Which lines of the data contain the string "JSON"? Copy every one of them.

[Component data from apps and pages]
* * *

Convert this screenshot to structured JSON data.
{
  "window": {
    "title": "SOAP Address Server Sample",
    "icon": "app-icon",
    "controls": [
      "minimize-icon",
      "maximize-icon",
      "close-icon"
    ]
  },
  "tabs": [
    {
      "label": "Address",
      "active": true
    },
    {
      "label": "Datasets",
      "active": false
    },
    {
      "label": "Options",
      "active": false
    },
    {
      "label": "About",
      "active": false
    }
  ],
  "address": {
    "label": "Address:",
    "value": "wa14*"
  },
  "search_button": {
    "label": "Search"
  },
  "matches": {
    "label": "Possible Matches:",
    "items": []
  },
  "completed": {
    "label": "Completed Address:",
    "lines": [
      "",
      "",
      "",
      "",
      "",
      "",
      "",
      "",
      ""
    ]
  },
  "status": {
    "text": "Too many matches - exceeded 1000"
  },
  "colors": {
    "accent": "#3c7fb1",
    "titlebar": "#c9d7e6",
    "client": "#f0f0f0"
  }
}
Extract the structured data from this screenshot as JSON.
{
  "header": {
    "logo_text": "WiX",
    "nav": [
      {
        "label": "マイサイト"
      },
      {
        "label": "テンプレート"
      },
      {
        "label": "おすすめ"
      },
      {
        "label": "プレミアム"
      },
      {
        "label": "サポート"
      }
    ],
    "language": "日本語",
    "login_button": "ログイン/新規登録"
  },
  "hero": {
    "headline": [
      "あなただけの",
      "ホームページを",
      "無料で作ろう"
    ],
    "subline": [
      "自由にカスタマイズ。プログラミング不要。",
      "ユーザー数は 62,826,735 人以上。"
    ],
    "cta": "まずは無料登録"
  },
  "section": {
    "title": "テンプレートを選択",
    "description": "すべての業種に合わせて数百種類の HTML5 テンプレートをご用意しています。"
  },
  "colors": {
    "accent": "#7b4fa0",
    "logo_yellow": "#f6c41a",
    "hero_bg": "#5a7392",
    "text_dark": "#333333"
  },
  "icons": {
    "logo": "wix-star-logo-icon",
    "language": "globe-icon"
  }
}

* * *

■ **Problem solution**:
Convert this screenshot to structured JSON data.
Extract the structured data from this screenshot as JSON.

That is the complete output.